■ **DATASET RECORDS**
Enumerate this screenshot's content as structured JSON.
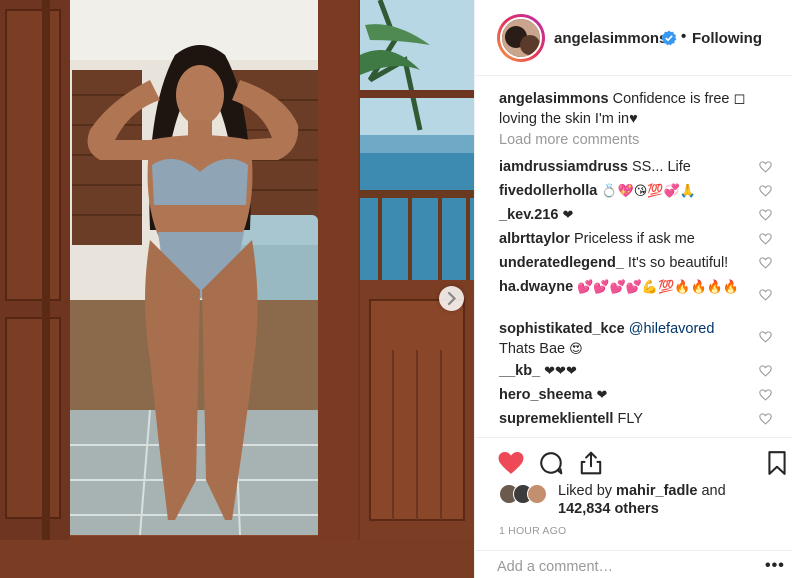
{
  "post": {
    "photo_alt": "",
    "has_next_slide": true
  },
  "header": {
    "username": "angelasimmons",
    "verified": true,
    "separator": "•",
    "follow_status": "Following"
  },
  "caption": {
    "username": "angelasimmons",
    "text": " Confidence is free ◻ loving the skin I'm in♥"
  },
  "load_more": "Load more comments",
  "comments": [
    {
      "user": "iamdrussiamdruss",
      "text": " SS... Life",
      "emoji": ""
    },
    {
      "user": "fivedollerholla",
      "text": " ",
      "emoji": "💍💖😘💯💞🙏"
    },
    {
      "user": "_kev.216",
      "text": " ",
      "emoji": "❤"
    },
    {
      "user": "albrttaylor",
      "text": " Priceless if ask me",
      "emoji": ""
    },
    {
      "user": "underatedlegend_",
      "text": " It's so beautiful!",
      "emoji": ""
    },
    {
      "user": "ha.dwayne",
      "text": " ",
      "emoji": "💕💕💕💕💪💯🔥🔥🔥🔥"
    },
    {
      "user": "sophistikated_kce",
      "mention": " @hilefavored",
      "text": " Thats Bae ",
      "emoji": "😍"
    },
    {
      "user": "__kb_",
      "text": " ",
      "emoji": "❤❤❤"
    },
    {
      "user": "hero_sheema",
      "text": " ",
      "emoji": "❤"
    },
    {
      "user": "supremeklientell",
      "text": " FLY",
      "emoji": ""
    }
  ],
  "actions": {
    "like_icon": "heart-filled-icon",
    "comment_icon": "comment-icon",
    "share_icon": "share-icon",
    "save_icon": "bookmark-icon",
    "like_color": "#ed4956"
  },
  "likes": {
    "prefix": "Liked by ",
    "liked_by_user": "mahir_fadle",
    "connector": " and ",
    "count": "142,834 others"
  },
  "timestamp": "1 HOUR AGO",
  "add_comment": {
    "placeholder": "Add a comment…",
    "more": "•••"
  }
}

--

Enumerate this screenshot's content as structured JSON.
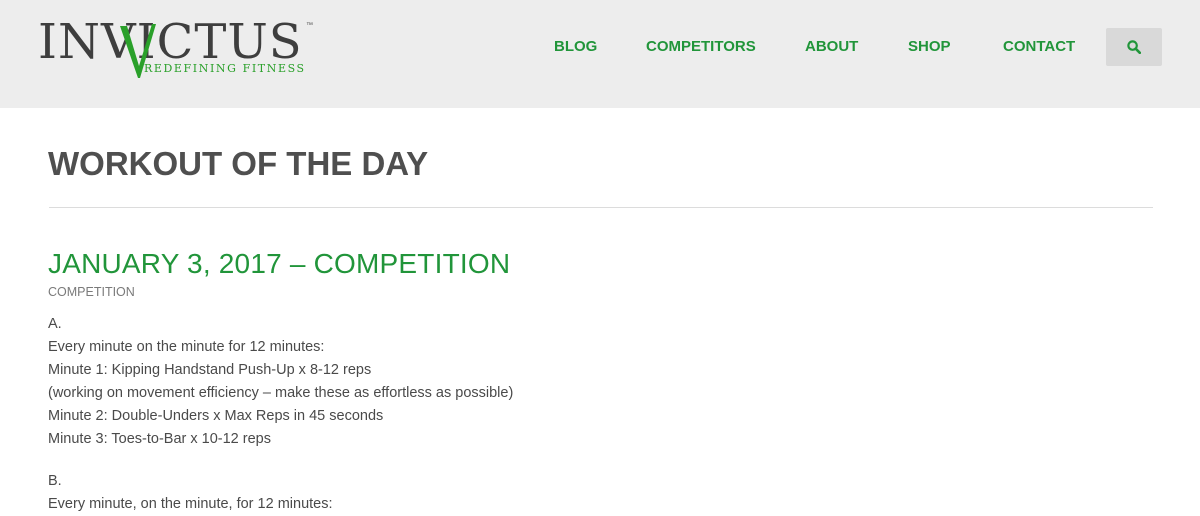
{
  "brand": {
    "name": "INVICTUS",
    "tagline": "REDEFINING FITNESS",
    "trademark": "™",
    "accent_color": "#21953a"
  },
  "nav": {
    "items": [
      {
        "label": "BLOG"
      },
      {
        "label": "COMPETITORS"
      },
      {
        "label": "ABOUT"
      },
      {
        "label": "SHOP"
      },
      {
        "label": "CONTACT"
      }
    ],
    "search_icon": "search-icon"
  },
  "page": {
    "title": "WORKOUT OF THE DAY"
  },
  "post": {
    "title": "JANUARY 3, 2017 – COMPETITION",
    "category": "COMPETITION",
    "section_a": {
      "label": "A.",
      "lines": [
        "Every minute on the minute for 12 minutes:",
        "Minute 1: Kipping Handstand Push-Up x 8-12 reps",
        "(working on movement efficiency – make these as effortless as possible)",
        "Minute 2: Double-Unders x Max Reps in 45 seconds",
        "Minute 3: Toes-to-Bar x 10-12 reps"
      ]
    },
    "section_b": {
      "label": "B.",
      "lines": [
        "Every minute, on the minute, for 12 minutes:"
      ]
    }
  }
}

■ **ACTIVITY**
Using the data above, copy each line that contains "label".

■ **RESPONSE BOX**
        "label": "BLOG"
        "label": "COMPETITORS"
        "label": "ABOUT"
        "label": "SHOP"
        "label": "CONTACT"
      "label": "A.",
      "label": "B.",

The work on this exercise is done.